Running along the beach, as if my feet seemed to suggest, that it would be able to run away from the waves every ten second eating away at the sand beneath them, is a good place to appreciate life. With the sun setting over the wet horizon, it becomes obvious why so many Africans used to worship the elements of nature. They are indeed mighty, beautiful, and full of life – giving life, taking lives without ever asking.
I was running away from Samsoes. Not really that there was much reason for running away, but this place offers views – such as sunsets over the sea and the backdrop mountains – so splendid, that it seems natural to run towards it. With the waves caressing your feet.
The previous night Joseph (aka. Samsoe) had light a bonfire after serving the most delicious barbecued barracuda (it was seriously good) in an impressive effort to top the king-size lobster from the previous evening (for the royal sum of 60.000 Le (90 DKK) (for an entire lobster) and the barracuda at 25.000 Le (40 DKK)). There Joseph could tell the story of, how Lars Larsen had set up a hotel close by before the war. Therefore he had met some Danish tourists, which had all recommended him to go to the Danish island of Samsø. Many years later he made the trip, and deciding to name his own place (consisting of three bungalows at the beach) after it.
He and I later got to talk a little about politics. I’ve been noticing the strong presence of Chinese interests in Sierra Leone, which is to be considered as the natural consequence of “the new scramble for Africa” (the popular name for the phenomenon of the West and China battling over influence in and access to African resources). The newspapers (I managed to get hold of quite a stock of old ones in Makeni on a visit) often mentions Chinese prestige projects such as new railway construction (of course with an endstop in Farangbaya – a huge iron ore deposit) and even talks of a new airport, which should be located in Freetown itself.
As I tried asking Joseph, who he thought would fill the position as Sierra Leones closest allies for the coming years, he answered: “The British and the Americans because we can relate to them.

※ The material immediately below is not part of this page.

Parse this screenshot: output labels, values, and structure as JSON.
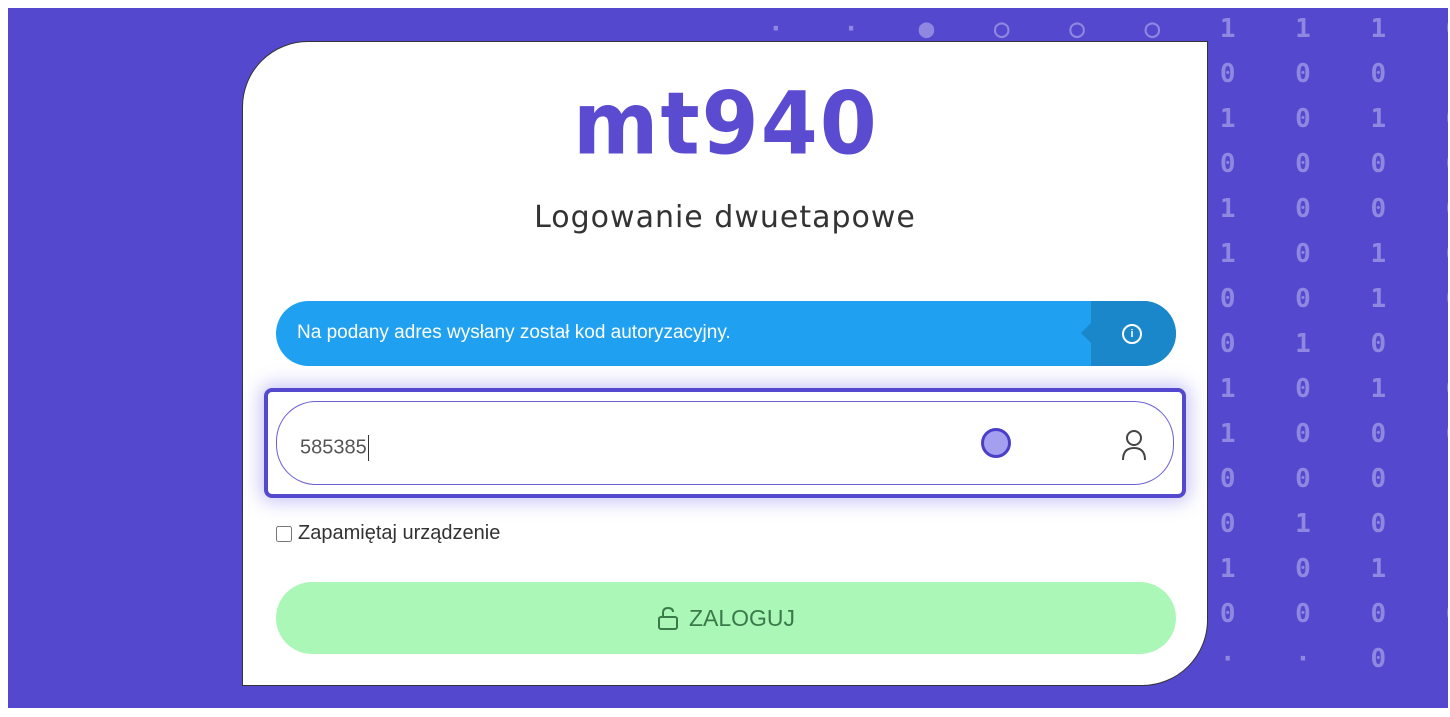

We don’t like the Chinese – we only want to take their money”. That really leads me to think, that the greatest cultural diplomatic weapon down here is the Premier League. How should Chinese money compare with the joy these matches bring to the population?
I ended my visit at Samsoes promising, that I would be back in Juli, when my work in Masanga comes to an end. And with an accommodation price of 50.000 Le (75 DKK) the promise shouldn’t be a problem to fulfil.